**How to complete this task:** Could you restate every entry word for word, leaving the pictures out?

**Supplied entries:**
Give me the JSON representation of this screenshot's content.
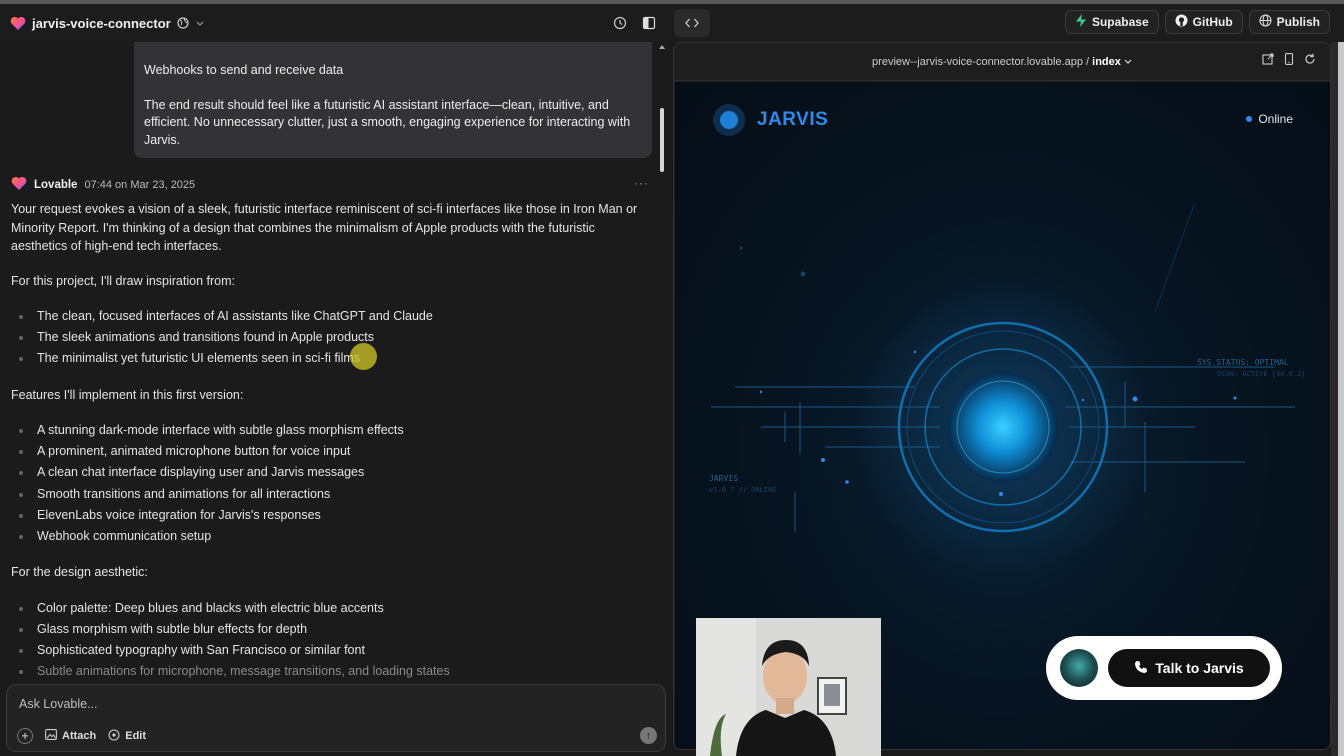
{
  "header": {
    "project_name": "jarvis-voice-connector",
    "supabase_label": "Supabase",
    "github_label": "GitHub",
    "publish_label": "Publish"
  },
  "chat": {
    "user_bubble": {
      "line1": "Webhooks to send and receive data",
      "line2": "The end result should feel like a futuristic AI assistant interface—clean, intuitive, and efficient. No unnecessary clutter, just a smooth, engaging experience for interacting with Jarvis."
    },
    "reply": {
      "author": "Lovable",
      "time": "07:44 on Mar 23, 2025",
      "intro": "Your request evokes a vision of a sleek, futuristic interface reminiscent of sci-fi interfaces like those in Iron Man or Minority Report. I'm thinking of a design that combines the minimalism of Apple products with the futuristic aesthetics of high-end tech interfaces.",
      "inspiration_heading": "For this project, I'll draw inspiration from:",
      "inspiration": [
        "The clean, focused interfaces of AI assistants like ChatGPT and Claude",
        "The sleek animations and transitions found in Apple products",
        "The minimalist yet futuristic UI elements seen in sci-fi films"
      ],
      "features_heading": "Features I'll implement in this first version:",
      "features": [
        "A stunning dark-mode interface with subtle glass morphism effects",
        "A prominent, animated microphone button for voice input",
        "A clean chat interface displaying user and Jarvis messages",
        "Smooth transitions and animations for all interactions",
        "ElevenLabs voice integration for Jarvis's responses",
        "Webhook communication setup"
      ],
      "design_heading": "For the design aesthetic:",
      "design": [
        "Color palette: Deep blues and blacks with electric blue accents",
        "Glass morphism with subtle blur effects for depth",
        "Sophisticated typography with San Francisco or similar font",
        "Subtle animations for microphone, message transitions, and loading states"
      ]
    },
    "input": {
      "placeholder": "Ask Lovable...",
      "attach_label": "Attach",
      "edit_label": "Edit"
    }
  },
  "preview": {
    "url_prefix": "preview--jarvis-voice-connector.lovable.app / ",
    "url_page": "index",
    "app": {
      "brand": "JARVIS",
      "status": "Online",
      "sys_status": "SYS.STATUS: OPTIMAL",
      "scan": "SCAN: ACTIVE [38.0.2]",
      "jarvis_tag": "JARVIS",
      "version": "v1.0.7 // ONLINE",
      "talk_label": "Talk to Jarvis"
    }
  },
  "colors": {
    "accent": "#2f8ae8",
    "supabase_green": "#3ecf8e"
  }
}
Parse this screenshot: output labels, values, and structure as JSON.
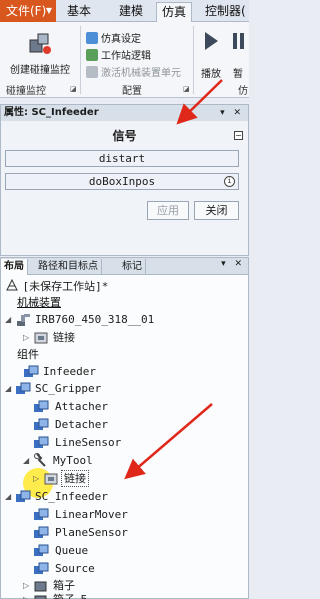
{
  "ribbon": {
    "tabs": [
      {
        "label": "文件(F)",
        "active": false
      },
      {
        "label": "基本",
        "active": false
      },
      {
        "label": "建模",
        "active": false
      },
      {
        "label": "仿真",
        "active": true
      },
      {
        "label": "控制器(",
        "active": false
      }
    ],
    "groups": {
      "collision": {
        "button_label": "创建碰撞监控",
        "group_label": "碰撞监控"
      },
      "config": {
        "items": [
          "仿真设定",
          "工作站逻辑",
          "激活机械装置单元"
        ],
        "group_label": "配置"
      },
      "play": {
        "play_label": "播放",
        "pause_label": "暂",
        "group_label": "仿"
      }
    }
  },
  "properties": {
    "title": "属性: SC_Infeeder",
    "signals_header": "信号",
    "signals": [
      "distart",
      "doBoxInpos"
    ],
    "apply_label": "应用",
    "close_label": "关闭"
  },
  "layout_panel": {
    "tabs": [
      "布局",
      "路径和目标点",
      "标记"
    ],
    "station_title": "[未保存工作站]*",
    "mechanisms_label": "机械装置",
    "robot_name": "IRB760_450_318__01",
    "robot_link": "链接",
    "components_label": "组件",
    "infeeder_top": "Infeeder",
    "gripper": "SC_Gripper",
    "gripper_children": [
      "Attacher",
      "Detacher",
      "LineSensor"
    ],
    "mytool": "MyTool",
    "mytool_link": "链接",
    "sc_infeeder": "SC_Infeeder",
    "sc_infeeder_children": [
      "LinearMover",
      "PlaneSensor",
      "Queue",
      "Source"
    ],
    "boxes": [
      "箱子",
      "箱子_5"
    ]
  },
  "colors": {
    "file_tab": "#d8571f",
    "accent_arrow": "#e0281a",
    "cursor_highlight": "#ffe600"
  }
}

**Exercise response:**
Give me the JSON representation of this screenshot's content.
{
  "header": {
    "project_name": "jarvis-voice-connector",
    "supabase_label": "Supabase",
    "github_label": "GitHub",
    "publish_label": "Publish"
  },
  "chat": {
    "user_bubble": {
      "line1": "Webhooks to send and receive data",
      "line2": "The end result should feel like a futuristic AI assistant interface—clean, intuitive, and efficient. No unnecessary clutter, just a smooth, engaging experience for interacting with Jarvis."
    },
    "reply": {
      "author": "Lovable",
      "time": "07:44 on Mar 23, 2025",
      "intro": "Your request evokes a vision of a sleek, futuristic interface reminiscent of sci-fi interfaces like those in Iron Man or Minority Report. I'm thinking of a design that combines the minimalism of Apple products with the futuristic aesthetics of high-end tech interfaces.",
      "inspiration_heading": "For this project, I'll draw inspiration from:",
      "inspiration": [
        "The clean, focused interfaces of AI assistants like ChatGPT and Claude",
        "The sleek animations and transitions found in Apple products",
        "The minimalist yet futuristic UI elements seen in sci-fi films"
      ],
      "features_heading": "Features I'll implement in this first version:",
      "features": [
        "A stunning dark-mode interface with subtle glass morphism effects",
        "A prominent, animated microphone button for voice input",
        "A clean chat interface displaying user and Jarvis messages",
        "Smooth transitions and animations for all interactions",
        "ElevenLabs voice integration for Jarvis's responses",
        "Webhook communication setup"
      ],
      "design_heading": "For the design aesthetic:",
      "design": [
        "Color palette: Deep blues and blacks with electric blue accents",
        "Glass morphism with subtle blur effects for depth",
        "Sophisticated typography with San Francisco or similar font",
        "Subtle animations for microphone, message transitions, and loading states"
      ]
    },
    "input": {
      "placeholder": "Ask Lovable...",
      "attach_label": "Attach",
      "edit_label": "Edit"
    }
  },
  "preview": {
    "url_prefix": "preview--jarvis-voice-connector.lovable.app / ",
    "url_page": "index",
    "app": {
      "brand": "JARVIS",
      "status": "Online",
      "sys_status": "SYS.STATUS: OPTIMAL",
      "scan": "SCAN: ACTIVE [38.0.2]",
      "jarvis_tag": "JARVIS",
      "version": "v1.0.7 // ONLINE",
      "talk_label": "Talk to Jarvis"
    }
  },
  "colors": {
    "accent": "#2f8ae8",
    "supabase_green": "#3ecf8e"
  }
}
Parse this screenshot: output labels, values, and structure as JSON.
{
  "ribbon": {
    "tabs": [
      {
        "label": "文件(F)",
        "active": false
      },
      {
        "label": "基本",
        "active": false
      },
      {
        "label": "建模",
        "active": false
      },
      {
        "label": "仿真",
        "active": true
      },
      {
        "label": "控制器(",
        "active": false
      }
    ],
    "groups": {
      "collision": {
        "button_label": "创建碰撞监控",
        "group_label": "碰撞监控"
      },
      "config": {
        "items": [
          "仿真设定",
          "工作站逻辑",
          "激活机械装置单元"
        ],
        "group_label": "配置"
      },
      "play": {
        "play_label": "播放",
        "pause_label": "暂",
        "group_label": "仿"
      }
    }
  },
  "properties": {
    "title": "属性: SC_Infeeder",
    "signals_header": "信号",
    "signals": [
      "distart",
      "doBoxInpos"
    ],
    "apply_label": "应用",
    "close_label": "关闭"
  },
  "layout_panel": {
    "tabs": [
      "布局",
      "路径和目标点",
      "标记"
    ],
    "station_title": "[未保存工作站]*",
    "mechanisms_label": "机械装置",
    "robot_name": "IRB760_450_318__01",
    "robot_link": "链接",
    "components_label": "组件",
    "infeeder_top": "Infeeder",
    "gripper": "SC_Gripper",
    "gripper_children": [
      "Attacher",
      "Detacher",
      "LineSensor"
    ],
    "mytool": "MyTool",
    "mytool_link": "链接",
    "sc_infeeder": "SC_Infeeder",
    "sc_infeeder_children": [
      "LinearMover",
      "PlaneSensor",
      "Queue",
      "Source"
    ],
    "boxes": [
      "箱子",
      "箱子_5"
    ]
  },
  "colors": {
    "file_tab": "#d8571f",
    "accent_arrow": "#e0281a",
    "cursor_highlight": "#ffe600"
  }
}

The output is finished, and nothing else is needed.